_Supplied information:_

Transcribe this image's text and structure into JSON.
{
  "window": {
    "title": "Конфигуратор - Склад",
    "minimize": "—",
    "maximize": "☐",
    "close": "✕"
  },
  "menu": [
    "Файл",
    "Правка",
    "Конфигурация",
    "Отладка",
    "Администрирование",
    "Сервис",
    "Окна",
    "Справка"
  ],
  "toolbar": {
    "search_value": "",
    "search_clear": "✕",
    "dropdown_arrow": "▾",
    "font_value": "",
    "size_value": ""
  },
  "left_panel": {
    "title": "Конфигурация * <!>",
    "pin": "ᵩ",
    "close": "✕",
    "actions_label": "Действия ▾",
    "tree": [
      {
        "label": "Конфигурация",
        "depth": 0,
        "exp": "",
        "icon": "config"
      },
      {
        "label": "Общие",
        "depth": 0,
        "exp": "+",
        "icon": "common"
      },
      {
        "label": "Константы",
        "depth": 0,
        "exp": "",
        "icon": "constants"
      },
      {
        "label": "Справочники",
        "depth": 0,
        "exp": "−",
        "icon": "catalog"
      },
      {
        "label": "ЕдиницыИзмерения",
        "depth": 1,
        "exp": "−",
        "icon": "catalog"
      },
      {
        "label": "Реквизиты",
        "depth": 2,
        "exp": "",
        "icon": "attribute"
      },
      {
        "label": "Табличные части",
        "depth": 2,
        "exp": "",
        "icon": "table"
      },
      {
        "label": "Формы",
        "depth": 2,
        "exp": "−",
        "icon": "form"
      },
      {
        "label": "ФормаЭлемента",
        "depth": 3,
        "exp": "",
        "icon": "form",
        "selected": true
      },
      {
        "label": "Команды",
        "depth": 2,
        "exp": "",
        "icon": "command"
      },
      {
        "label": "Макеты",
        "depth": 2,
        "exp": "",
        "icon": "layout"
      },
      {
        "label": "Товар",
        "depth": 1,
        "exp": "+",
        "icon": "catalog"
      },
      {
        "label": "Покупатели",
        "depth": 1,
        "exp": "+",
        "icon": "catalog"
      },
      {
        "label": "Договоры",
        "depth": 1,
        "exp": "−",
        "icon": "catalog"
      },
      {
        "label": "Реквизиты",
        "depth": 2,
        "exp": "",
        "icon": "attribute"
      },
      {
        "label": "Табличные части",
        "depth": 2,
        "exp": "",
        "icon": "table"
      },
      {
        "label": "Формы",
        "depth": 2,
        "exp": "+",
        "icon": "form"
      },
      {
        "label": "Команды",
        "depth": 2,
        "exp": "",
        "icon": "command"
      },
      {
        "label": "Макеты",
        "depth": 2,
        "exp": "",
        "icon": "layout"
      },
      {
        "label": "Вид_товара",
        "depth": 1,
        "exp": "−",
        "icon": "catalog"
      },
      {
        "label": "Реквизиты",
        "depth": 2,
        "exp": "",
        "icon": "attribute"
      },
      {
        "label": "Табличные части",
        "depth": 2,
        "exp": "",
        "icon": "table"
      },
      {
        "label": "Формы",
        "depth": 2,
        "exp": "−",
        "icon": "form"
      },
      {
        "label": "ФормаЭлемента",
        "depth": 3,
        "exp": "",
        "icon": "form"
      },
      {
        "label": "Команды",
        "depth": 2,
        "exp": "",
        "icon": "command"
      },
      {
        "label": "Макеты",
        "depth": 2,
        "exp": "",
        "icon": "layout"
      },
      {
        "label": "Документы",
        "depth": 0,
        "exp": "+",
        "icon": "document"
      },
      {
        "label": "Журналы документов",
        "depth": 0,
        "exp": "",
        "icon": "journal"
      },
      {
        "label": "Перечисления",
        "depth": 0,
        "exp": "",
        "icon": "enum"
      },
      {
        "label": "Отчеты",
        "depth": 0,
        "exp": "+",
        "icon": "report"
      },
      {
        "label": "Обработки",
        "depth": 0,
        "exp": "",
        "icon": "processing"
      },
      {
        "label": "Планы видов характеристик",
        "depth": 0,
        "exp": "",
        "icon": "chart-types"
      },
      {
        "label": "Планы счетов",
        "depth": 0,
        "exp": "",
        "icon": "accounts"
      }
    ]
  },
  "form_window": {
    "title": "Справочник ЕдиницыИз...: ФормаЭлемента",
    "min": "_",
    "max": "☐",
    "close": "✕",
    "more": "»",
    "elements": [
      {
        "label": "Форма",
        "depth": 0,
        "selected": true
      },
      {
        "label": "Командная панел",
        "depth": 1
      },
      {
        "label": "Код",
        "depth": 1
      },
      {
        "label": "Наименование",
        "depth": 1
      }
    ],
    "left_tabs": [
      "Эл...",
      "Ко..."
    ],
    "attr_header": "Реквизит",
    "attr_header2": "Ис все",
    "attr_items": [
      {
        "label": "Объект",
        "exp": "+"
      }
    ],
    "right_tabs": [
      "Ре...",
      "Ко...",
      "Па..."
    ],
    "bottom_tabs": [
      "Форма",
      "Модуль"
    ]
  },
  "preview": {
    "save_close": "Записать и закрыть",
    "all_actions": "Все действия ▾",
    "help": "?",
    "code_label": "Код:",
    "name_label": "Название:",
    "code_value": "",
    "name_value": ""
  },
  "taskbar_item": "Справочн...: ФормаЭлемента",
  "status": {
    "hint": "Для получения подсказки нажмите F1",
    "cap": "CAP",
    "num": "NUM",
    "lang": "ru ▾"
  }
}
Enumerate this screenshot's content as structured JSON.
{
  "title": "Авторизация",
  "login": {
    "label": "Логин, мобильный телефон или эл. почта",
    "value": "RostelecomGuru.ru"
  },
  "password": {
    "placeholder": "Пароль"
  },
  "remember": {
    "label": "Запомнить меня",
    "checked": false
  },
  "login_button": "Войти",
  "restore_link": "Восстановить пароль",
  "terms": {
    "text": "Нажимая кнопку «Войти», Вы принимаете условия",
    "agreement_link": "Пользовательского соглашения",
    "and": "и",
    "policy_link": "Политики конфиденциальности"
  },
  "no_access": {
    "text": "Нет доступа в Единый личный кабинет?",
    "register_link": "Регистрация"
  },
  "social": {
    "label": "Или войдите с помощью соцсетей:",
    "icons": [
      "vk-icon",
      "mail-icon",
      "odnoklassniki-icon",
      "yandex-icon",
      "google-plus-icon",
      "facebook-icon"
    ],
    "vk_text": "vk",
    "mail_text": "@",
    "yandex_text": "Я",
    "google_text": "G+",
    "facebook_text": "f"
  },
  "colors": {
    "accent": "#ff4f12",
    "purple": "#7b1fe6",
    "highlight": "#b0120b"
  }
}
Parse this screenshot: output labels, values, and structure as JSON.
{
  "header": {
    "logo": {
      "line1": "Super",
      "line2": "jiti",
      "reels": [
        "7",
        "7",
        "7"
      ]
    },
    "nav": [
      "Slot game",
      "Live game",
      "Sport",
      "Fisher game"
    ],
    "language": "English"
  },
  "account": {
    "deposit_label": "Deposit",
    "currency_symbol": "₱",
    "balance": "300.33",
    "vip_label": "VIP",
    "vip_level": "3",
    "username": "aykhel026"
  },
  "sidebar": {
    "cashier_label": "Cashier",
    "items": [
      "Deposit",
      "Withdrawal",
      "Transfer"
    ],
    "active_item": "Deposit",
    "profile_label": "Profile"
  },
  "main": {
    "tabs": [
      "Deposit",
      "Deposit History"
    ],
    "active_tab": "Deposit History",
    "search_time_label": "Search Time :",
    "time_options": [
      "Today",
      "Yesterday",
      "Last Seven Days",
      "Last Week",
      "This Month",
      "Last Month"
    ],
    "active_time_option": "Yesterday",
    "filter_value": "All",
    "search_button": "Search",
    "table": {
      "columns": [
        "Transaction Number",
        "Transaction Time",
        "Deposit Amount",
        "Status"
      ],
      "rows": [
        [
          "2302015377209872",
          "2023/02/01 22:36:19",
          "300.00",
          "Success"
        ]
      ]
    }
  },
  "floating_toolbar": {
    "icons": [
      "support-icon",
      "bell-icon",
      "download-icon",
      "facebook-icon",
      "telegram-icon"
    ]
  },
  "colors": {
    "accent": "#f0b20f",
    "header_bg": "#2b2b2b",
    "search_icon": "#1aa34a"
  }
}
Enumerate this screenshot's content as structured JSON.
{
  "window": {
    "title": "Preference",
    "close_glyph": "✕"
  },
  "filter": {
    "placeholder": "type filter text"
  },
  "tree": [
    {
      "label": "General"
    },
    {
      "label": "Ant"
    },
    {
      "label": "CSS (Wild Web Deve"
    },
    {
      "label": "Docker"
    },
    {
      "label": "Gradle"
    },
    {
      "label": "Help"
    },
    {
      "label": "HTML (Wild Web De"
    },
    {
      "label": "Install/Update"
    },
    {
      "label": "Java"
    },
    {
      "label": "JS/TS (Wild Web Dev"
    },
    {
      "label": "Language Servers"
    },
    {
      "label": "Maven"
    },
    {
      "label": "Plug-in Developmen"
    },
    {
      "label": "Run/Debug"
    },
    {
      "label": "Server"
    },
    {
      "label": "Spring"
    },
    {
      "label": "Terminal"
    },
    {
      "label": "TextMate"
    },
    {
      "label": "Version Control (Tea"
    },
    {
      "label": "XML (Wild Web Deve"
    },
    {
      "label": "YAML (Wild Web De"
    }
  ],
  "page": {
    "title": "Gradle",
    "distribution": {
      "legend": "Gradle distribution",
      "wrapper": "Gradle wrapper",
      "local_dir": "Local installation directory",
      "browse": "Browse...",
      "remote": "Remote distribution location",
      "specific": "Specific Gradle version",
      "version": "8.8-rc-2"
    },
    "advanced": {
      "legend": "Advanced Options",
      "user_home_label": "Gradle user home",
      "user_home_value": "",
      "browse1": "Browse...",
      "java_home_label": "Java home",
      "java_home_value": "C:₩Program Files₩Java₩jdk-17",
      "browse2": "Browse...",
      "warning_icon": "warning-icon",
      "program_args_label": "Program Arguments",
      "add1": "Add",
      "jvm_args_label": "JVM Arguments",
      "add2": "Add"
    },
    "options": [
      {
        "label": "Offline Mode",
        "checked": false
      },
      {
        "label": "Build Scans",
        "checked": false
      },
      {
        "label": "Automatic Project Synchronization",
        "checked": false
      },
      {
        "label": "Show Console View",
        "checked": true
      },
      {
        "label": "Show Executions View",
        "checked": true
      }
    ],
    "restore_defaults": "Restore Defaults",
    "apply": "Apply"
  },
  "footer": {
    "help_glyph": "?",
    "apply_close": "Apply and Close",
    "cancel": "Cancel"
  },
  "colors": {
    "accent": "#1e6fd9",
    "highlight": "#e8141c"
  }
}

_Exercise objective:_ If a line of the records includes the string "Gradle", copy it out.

_Task result:_
      "label": "Gradle"
    "title": "Gradle",
      "legend": "Gradle distribution",
      "wrapper": "Gradle wrapper",
      "specific": "Specific Gradle version",
      "user_home_label": "Gradle user home",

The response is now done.